The Indian Navy, as also the other services, draw up a 15 year perspective plan based on conservative estimates of the likely budgetary allocation and prioritises its requirements accordingly. This is then approved by the Ministry of Defence (MoD). Subsequent five year plans drawn up during the currency of this 15 year plan provide an opportunity to review the progress and apply mid-course corrections to regain track. The progress of the 15-year plan is also constantly reviewed and the requirements accordingly adjusted.
This meticulous planning notwithstanding, the Indian Navy is staring at major capability deficits which are widening by the day leading to an unacceptable force level depletion which will become increasingly difficult to address. The reasons for this are many, not least of which is the reducing naval budget.

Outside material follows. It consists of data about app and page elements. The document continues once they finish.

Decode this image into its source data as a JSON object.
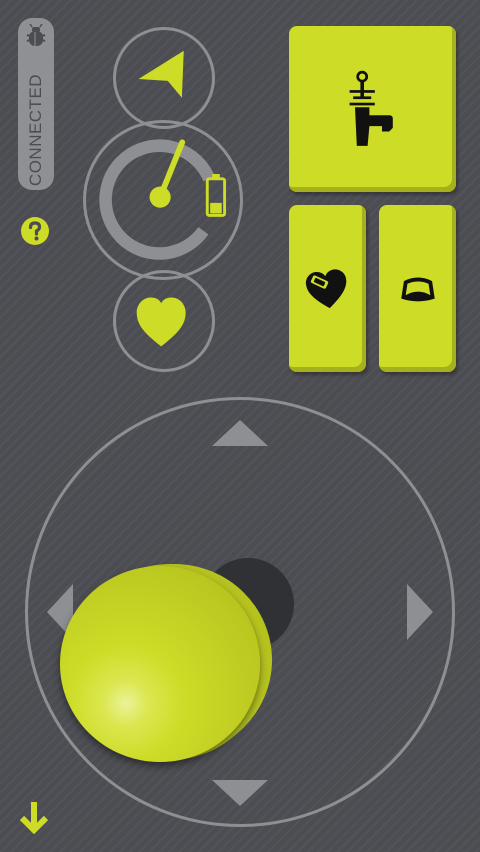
{
  "status": {
    "label": "CONNECTED"
  },
  "icons": {
    "bug": "bug-icon",
    "help": "question-icon",
    "down": "arrow-down-icon",
    "nav": "navigation-arrow-icon",
    "battery": "battery-icon",
    "heart": "heart-icon",
    "tool": "water-gun-icon",
    "heart_badge": "heart-badge-icon",
    "bowl": "bowl-icon"
  },
  "gauge": {
    "battery_level": 0.35
  },
  "colors": {
    "accent": "#cddc27",
    "background": "#4c4d52",
    "outline": "#8e8f93",
    "pill": "#8f9094"
  },
  "joystick": {
    "directions": [
      "up",
      "down",
      "left",
      "right"
    ]
  }
}
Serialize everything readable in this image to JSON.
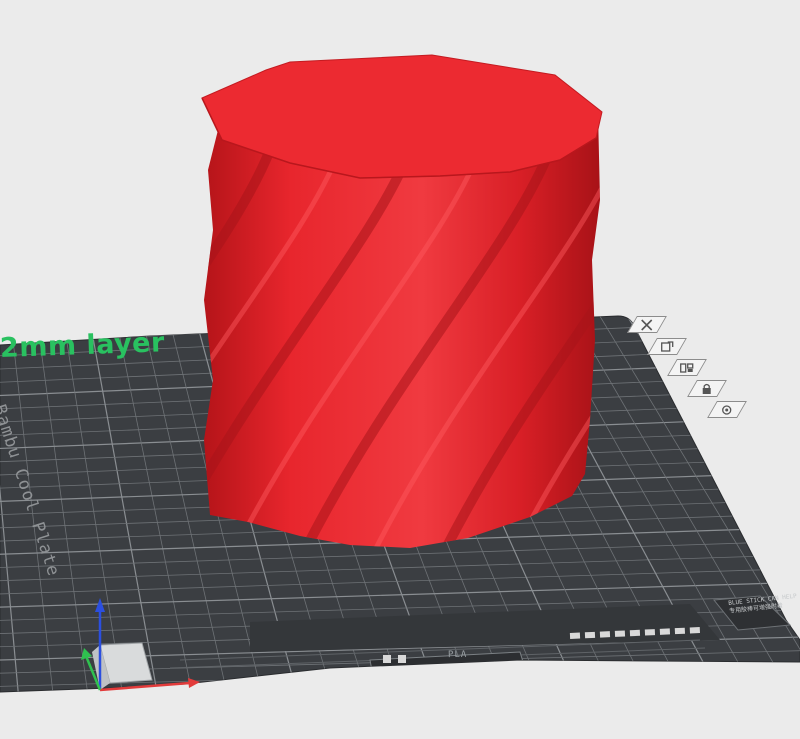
{
  "viewport": {
    "plate_label": "2mm layer",
    "bed_brand": "Bambu Cool Plate",
    "plate_tag": "PLA",
    "corner_note": "BLUE STICK CAN HELP\n专用胶棒可增强附着"
  },
  "plate_toolbar": {
    "items": [
      {
        "name": "delete-plate-button",
        "icon": "close-icon"
      },
      {
        "name": "orient-plate-button",
        "icon": "orient-icon"
      },
      {
        "name": "arrange-plate-button",
        "icon": "arrange-icon"
      },
      {
        "name": "lock-plate-button",
        "icon": "lock-icon"
      },
      {
        "name": "plate-settings-button",
        "icon": "gear-icon"
      }
    ]
  },
  "colors": {
    "background": "#ebebeb",
    "bed": "#3b3e42",
    "grid": "#6e7276",
    "model": "#e8262d",
    "model_top": "#ec2a31",
    "plate_label": "#29c160",
    "axis_x": "#e23b3b",
    "axis_y": "#2fc14f",
    "axis_z": "#2b4fe0"
  }
}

This was recently alluded to by the Chief of the Naval Staff (CNS) who expressed his concern at the Navy’s share of the defence budget which has reduced from 18 per cent a few years ago to about 14 per cent now despite the recognition of the importance of the maritime sector. However, due to some deft financial planning, the Navy has been able to balance its requirements well so far. This is however clearly inadequate to meet the Navy’s or indeed the country’s maritime security imperatives given the long list of essential requirements a modern medium sized Navy should have.
The Navy has a robust ship and submarine building programme but inadequate budgetary support will jeopardise its implementation. In fact last year the previous Chief of the Naval Staff had even suggested that the delays in the shipbuilding programme may not be unwelcome. This becomes even more alarming if one draws a comparison with the PLA Navy’s ambitious shipbuilding programme and its expanding footprint in the Indian Ocean. Just to draw a comparison, the Chinese Navy is commissioning 20-25 major warships and submarines every year while the IN did not commission a single warship or submarine throughout 2018.

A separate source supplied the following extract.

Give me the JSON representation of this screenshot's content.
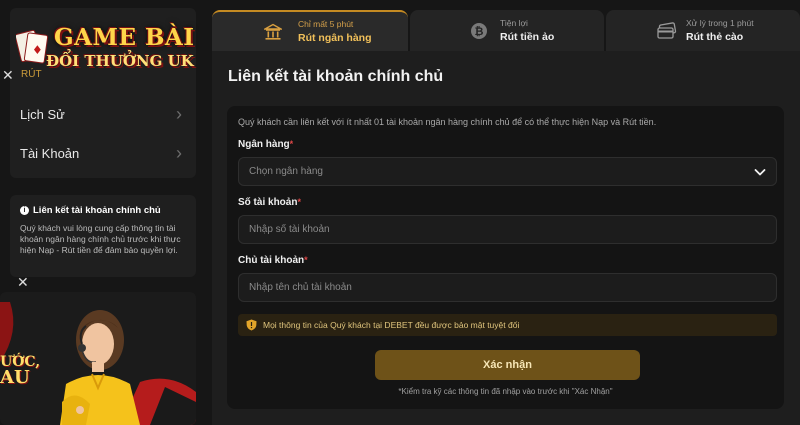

If India wants to be a credible Indo-Pacific power, it is imperative that the Indian Navy develops the capacity and the capability to project that power in furtherance of India’s maritime interests and to ensure regional security in an inclusive and cooperative security framework. This will be possible only if the political leadership understands the importance and operating philosophy of the navy, supports its planned force level accretion and ensures that the navy gets its fair share of the defence budget to meet its increasing commitments.
(The author is a veteran submariner and Vice President of the Indian Maritime Foundation and a keen follower of matters maritime. The views expressed are personal)